Up until recently, the Kiwi dream for generations of New Zealanders has been to buy their first home.
Today, that dream is well out of the reach of your average Kiwi. First home buyers are being priced off the market.
Statistics show median house prices have increased by 18 per cent since 2008 while wages have remained stagnant for many. Even renting a house has become expensive - if you can find one.
It's those hurdles that have seen 1000 Kiwis every week leaving for Australia in search of a fair go.
One of the main reasons housing is unaffordable is the lack of new entry-level homes. In the 1960s and 1970s, when home ownership was on the rise, 30-35 per cent of the new houses built were entry-level homes. Today that proportion has fallen to just 5 per cent.
While a lot of people see this as just an Auckland issue, it's not. Cantabrians are losing out too.
The Government's earthquake compensation package has left too many people out of pocket. Every week I see folks struggling to replace their homes that were munted in the quakes.
Many of them will be forced into rental accommodation - that's if they owned property in the first place.
Earlier this week I watched TV3's Campbell Live where they interviewed a Christchurch man who was living and sleeping in the back seat of his car because he can't find an affordable house to rent. This guy has a job and isn't wasting his money.
Gerry Brownlee says there is no housing crisis in Canterbury - what a disgrace.
The National Government is doing nothing to address housing affordability. It's inaction is condemning increasing numbers of would-be homeowners to a lifetime of renting.
Labour isn't willing to accept that, and will make the big changes needed to address housing affordability.
So how do we help Kiwis get into homes of their own? We get active and we get involved.
Labour's KiwiBuild programme will help New Zealanders onto the first rung of the property ladder by building 100,000 modern affordable homes over 10 years. We will partner with the private sector, community agencies and local government and get on with the job.
Estimates of the cost of modest entry-level homes suggest they can be built for around $300,000 on average, especially when building is undertaken on a large scale. This can vary between regions and further policy work on the details is still under way.
KiwiBuild homes will be sold as they are built, so over the full course of the programme there will be no cost to the Crown. Once the build is underway the programme becomes self-sustaining within the first term as the sale of one batch of houses finances the development of the next.
The benefits of KiwiBuild will be substantial, and the policy has already received widespread support.
This policy will give first homebuyers the chance to get an affordable home, it will make the rental market more competitive and more affordable, and for those Cantabrians trying to replace their munted homes, the policy will help to stabilise house prices.
Labour won't sit on the sidelines.
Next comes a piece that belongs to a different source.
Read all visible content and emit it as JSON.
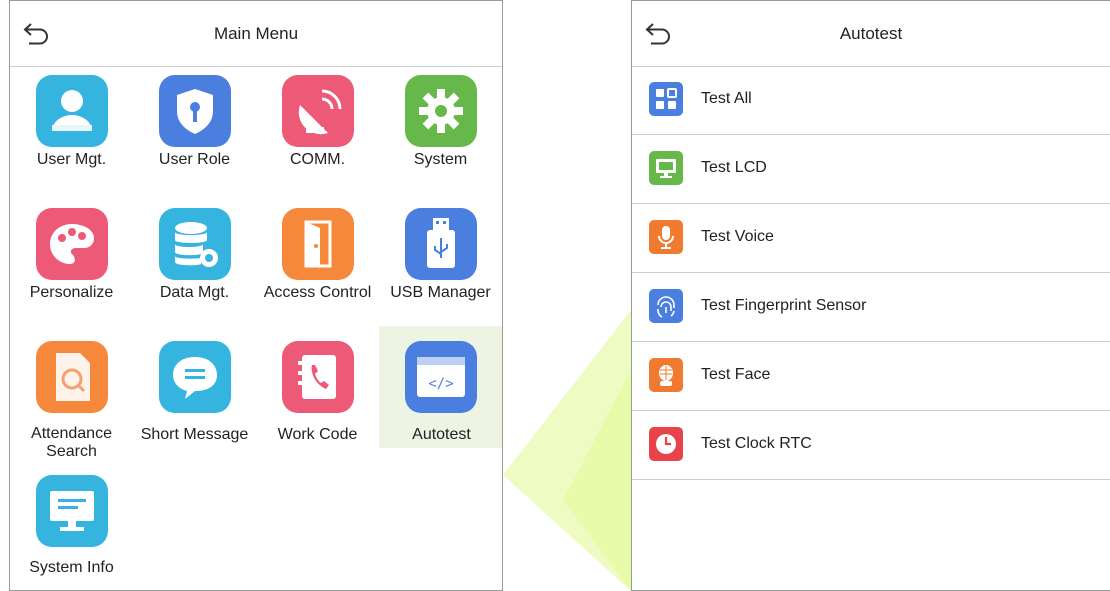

We are going to tackle this issue head-on and ensure that New Zealand is again a place where Kiwis can realise their dream of home ownership.